Reportedly, it’s a small South Korean cryptocurrency exchange that pays little to no attention to its security protocols.
Last week, CryptoPotato reported on two transactions with abnormally high fees that took place on Ethereum’s network. Both of them were sent out from the same address. The first carried 0.55 ETH and paid a fee of 10,668 ETH, while the second one moved 350 ETH and paid the exact same transaction fee. The total amount in dollars was about $5.2 million.
Both transactions were included in blocks mined by Spark Pool and Ethermine, respectively. The operators of the two mining pools declared that they will keep the money and distributed it to their miners.
It was unclear who the sender was, but Vitalik Buterin, Ethereum’s co-founder, speculated that it might be someone who’s trying to blackmail a cryptocurrency exchange.
His theory was that “hackers captured partial access to exchange key; they can’t withdraw but can send no-effect txs with any gas price. So they threaten to burn all funds via tx fees unless compensated.”
The Exchange In Question is Good Cycle
In a recent update, the popular blockchain security company PeckShield said that the victim was a small P2P exchange in South Korea called Good Cycle.
Update: We have identified the victim, a small P2P exchange in Korea called Good Cycle, which appears to be a Ponzi Scheme project.
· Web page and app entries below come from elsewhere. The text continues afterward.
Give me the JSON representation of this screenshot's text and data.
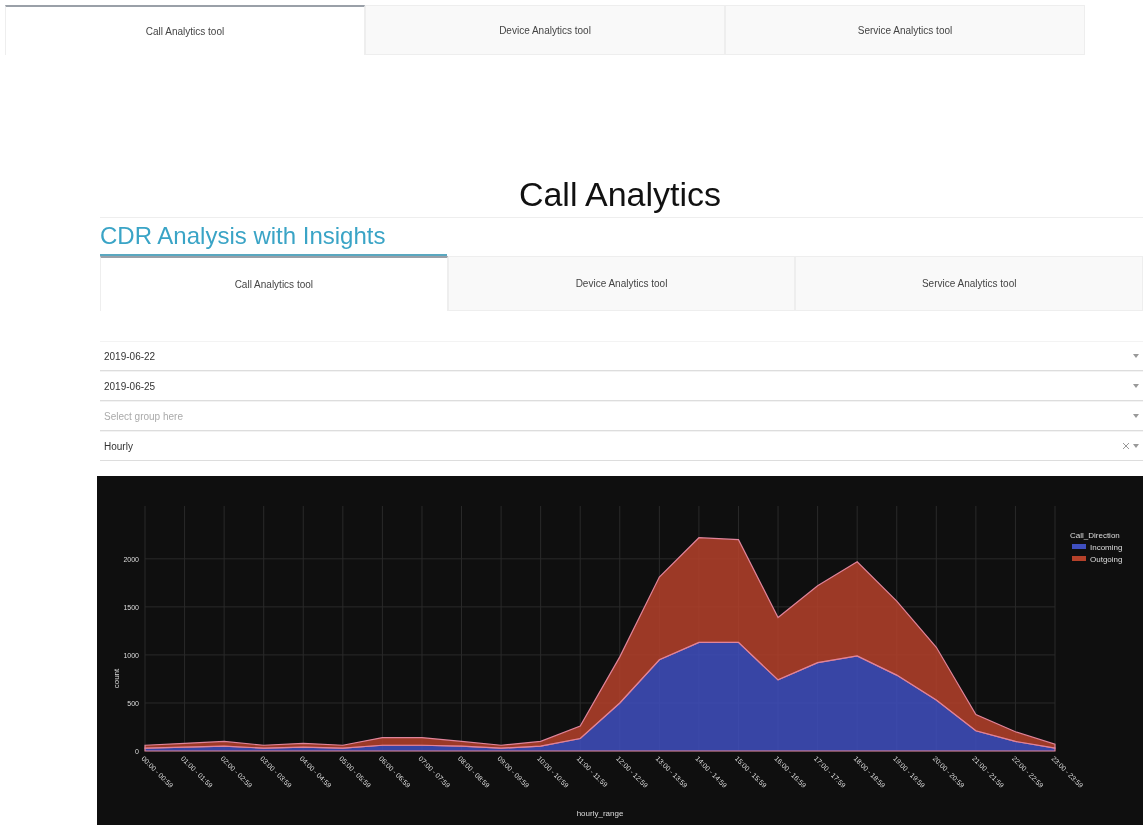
{
  "top_tabs": [
    {
      "label": "Call Analytics tool",
      "selected": true
    },
    {
      "label": "Device Analytics tool",
      "selected": false
    },
    {
      "label": "Service Analytics tool",
      "selected": false
    }
  ],
  "title": "Call Analytics",
  "header": "CDR Analysis with Insights",
  "tabs": [
    {
      "label": "Call Analytics tool",
      "selected": true
    },
    {
      "label": "Device Analytics tool",
      "selected": false
    },
    {
      "label": "Service Analytics tool",
      "selected": false
    }
  ],
  "filters": [
    {
      "value": "2019-06-22",
      "clearable": false
    },
    {
      "value": "2019-06-25",
      "clearable": false
    },
    {
      "placeholder": "Select group here",
      "clearable": false
    },
    {
      "value": "Hourly",
      "clearable": true
    }
  ],
  "chart": {
    "chart_data": {
      "type": "area",
      "stacked": true,
      "xlabel": "hourly_range",
      "ylabel": "count",
      "grid": true,
      "legend": {
        "title": "Call_Direction"
      },
      "categories": [
        "00:00 - 00:59",
        "01:00 - 01:59",
        "02:00 - 02:59",
        "03:00 - 03:59",
        "04:00 - 04:59",
        "05:00 - 05:59",
        "06:00 - 06:59",
        "07:00 - 07:59",
        "08:00 - 08:59",
        "09:00 - 09:59",
        "10:00 - 10:59",
        "11:00 - 11:59",
        "12:00 - 12:59",
        "13:00 - 13:59",
        "14:00 - 14:59",
        "15:00 - 15:59",
        "16:00 - 16:59",
        "17:00 - 17:59",
        "18:00 - 18:59",
        "19:00 - 19:59",
        "20:00 - 20:59",
        "21:00 - 21:59",
        "22:00 - 22:59",
        "23:00 - 23:59"
      ],
      "ylim": [
        0,
        2550
      ],
      "yticks": [
        0,
        500,
        1000,
        1500,
        2000
      ],
      "series": [
        {
          "name": "Incoming",
          "color": "#3f4fbf",
          "values": [
            30,
            40,
            50,
            30,
            40,
            30,
            60,
            60,
            50,
            30,
            50,
            130,
            500,
            950,
            1130,
            1130,
            740,
            920,
            990,
            790,
            530,
            210,
            100,
            30
          ]
        },
        {
          "name": "Outgoing",
          "color": "#b5412a",
          "values": [
            30,
            40,
            50,
            30,
            40,
            30,
            80,
            80,
            50,
            30,
            50,
            130,
            480,
            860,
            1090,
            1070,
            650,
            800,
            980,
            770,
            550,
            170,
            100,
            40
          ]
        }
      ]
    }
  }
}
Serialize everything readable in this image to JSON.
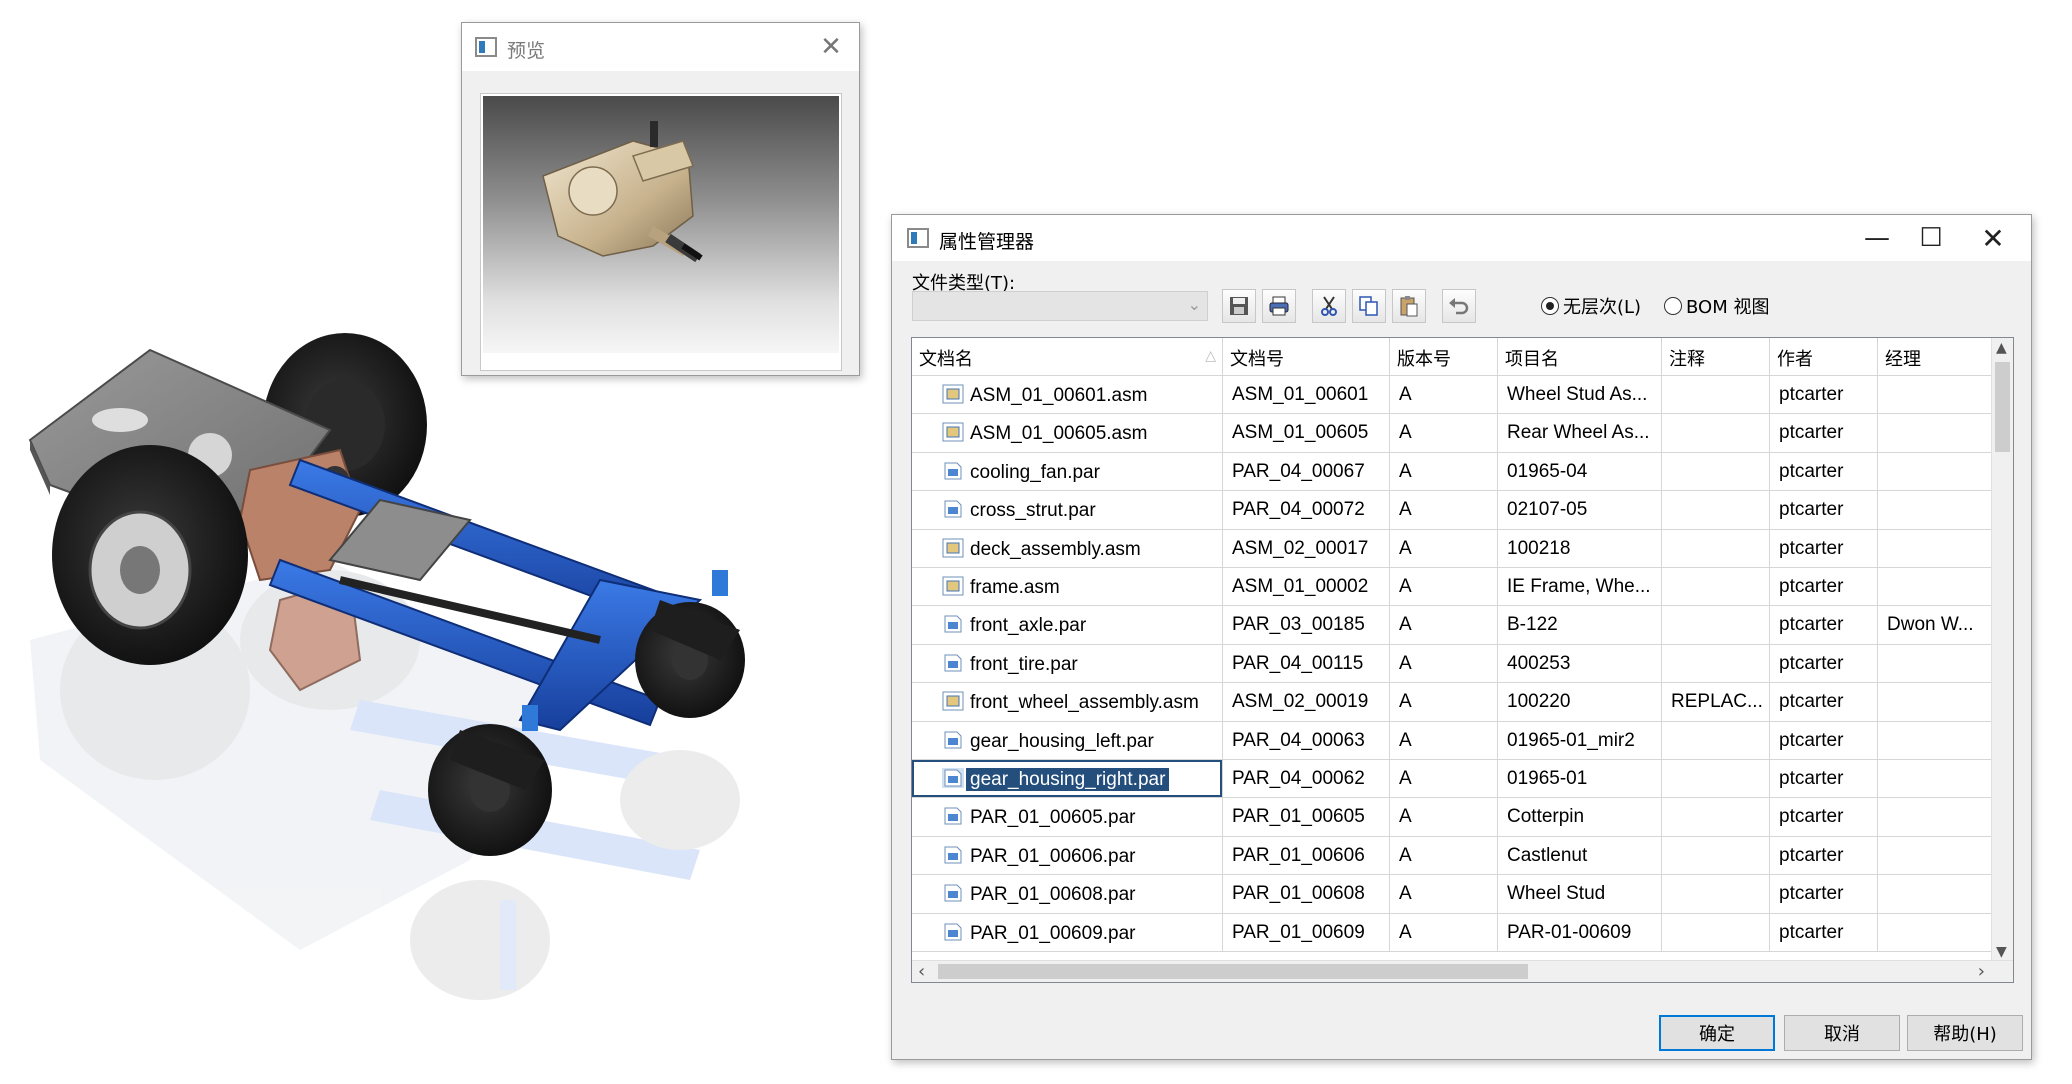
{
  "preview_window": {
    "title": "预览",
    "close_icon": "close-icon"
  },
  "property_manager": {
    "title": "属性管理器",
    "filetype_label": "文件类型(T):",
    "filetype_value": "",
    "toolbar_icons": [
      "save-icon",
      "print-icon",
      "cut-icon",
      "copy-icon",
      "paste-icon",
      "undo-icon"
    ],
    "radio_flat": "无层次(L)",
    "radio_flat_selected": true,
    "radio_bom": "BOM 视图",
    "radio_bom_selected": false,
    "columns": [
      "文档名",
      "文档号",
      "版本号",
      "项目名",
      "注释",
      "作者",
      "经理"
    ],
    "rows": [
      {
        "type": "asm",
        "name": "ASM_01_00601.asm",
        "docno": "ASM_01_00601",
        "rev": "A",
        "project": "Wheel Stud As...",
        "comment": "",
        "author": "ptcarter",
        "manager": ""
      },
      {
        "type": "asm",
        "name": "ASM_01_00605.asm",
        "docno": "ASM_01_00605",
        "rev": "A",
        "project": "Rear Wheel As...",
        "comment": "",
        "author": "ptcarter",
        "manager": ""
      },
      {
        "type": "par",
        "name": "cooling_fan.par",
        "docno": "PAR_04_00067",
        "rev": "A",
        "project": "01965-04",
        "comment": "",
        "author": "ptcarter",
        "manager": ""
      },
      {
        "type": "par",
        "name": "cross_strut.par",
        "docno": "PAR_04_00072",
        "rev": "A",
        "project": "02107-05",
        "comment": "",
        "author": "ptcarter",
        "manager": ""
      },
      {
        "type": "asm",
        "name": "deck_assembly.asm",
        "docno": "ASM_02_00017",
        "rev": "A",
        "project": "100218",
        "comment": "",
        "author": "ptcarter",
        "manager": ""
      },
      {
        "type": "asm",
        "name": "frame.asm",
        "docno": "ASM_01_00002",
        "rev": "A",
        "project": "IE Frame, Whe...",
        "comment": "",
        "author": "ptcarter",
        "manager": ""
      },
      {
        "type": "par",
        "name": "front_axle.par",
        "docno": "PAR_03_00185",
        "rev": "A",
        "project": "B-122",
        "comment": "",
        "author": "ptcarter",
        "manager": "Dwon W..."
      },
      {
        "type": "par",
        "name": "front_tire.par",
        "docno": "PAR_04_00115",
        "rev": "A",
        "project": "400253",
        "comment": "",
        "author": "ptcarter",
        "manager": ""
      },
      {
        "type": "asm",
        "name": "front_wheel_assembly.asm",
        "docno": "ASM_02_00019",
        "rev": "A",
        "project": "100220",
        "comment": "REPLAC...",
        "author": "ptcarter",
        "manager": ""
      },
      {
        "type": "par",
        "name": "gear_housing_left.par",
        "docno": "PAR_04_00063",
        "rev": "A",
        "project": "01965-01_mir2",
        "comment": "",
        "author": "ptcarter",
        "manager": ""
      },
      {
        "type": "par",
        "name": "gear_housing_right.par",
        "docno": "PAR_04_00062",
        "rev": "A",
        "project": "01965-01",
        "comment": "",
        "author": "ptcarter",
        "manager": "",
        "selected": true
      },
      {
        "type": "par",
        "name": "PAR_01_00605.par",
        "docno": "PAR_01_00605",
        "rev": "A",
        "project": "Cotterpin",
        "comment": "",
        "author": "ptcarter",
        "manager": ""
      },
      {
        "type": "par",
        "name": "PAR_01_00606.par",
        "docno": "PAR_01_00606",
        "rev": "A",
        "project": "Castlenut",
        "comment": "",
        "author": "ptcarter",
        "manager": ""
      },
      {
        "type": "par",
        "name": "PAR_01_00608.par",
        "docno": "PAR_01_00608",
        "rev": "A",
        "project": "Wheel Stud",
        "comment": "",
        "author": "ptcarter",
        "manager": ""
      },
      {
        "type": "par",
        "name": "PAR_01_00609.par",
        "docno": "PAR_01_00609",
        "rev": "A",
        "project": "PAR-01-00609",
        "comment": "",
        "author": "ptcarter",
        "manager": ""
      }
    ],
    "buttons": {
      "ok": "确定",
      "cancel": "取消",
      "help": "帮助(H)"
    }
  },
  "colors": {
    "selection": "#244f7c",
    "frame_blue": "#1f58c8",
    "tire_black": "#1b1b1b",
    "housing_tan": "#c9b79a"
  }
}
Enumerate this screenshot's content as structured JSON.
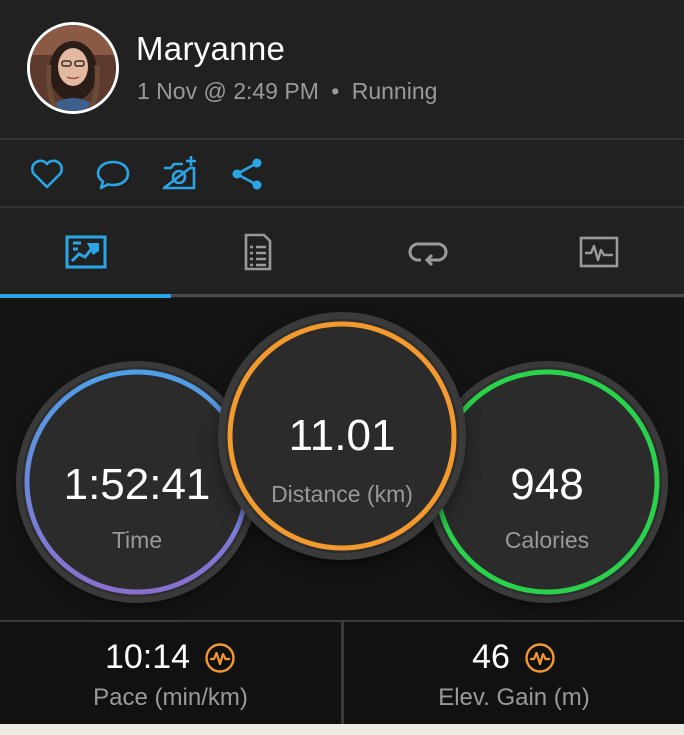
{
  "activity": {
    "user_name": "Maryanne",
    "date_time": "1 Nov @ 2:49 PM",
    "separator": "•",
    "activity_type": "Running"
  },
  "actions": {
    "icons": [
      "heart-icon",
      "comment-icon",
      "add-photo-icon",
      "share-icon"
    ],
    "accent_color": "#2aa6e6"
  },
  "tabs": {
    "items": [
      "stats-icon",
      "details-icon",
      "laps-icon",
      "charts-icon"
    ],
    "selected_index": 0
  },
  "stats": {
    "time": {
      "value": "1:52:41",
      "label": "Time"
    },
    "distance": {
      "value": "11.01",
      "label": "Distance (km)"
    },
    "calories": {
      "value": "948",
      "label": "Calories"
    }
  },
  "metrics": {
    "pace": {
      "value": "10:14",
      "label": "Pace (min/km)"
    },
    "elevation": {
      "value": "46",
      "label": "Elev. Gain (m)"
    }
  },
  "colors": {
    "time_ring": [
      "#4ea0e6",
      "#8a6fd0"
    ],
    "distance_ring": "#f29a2e",
    "calories_ring": "#2ad14a",
    "metric_icon": "#f29a2e"
  }
}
Our investigation found that their security is really lacking, e.g., using HTTP instead of HTTPS, and could be easily hacked.
— PeckShield Inc. (@peckshield) June 16, 2020
The company concluded that the exchange itself might be a Ponzi scheme because of the lack of any serious security protocols.
Even though it’s currently unavailable on the exchange’s official website, a local report indicates that Good Cycle issued a notice that it will be upgrading its security and nothing about being hacked.
However, there are two new transactions to Ethermine and Spark Pool, saying, “I am the sender.” Both mining pool operators haven’t yet commented on the matter.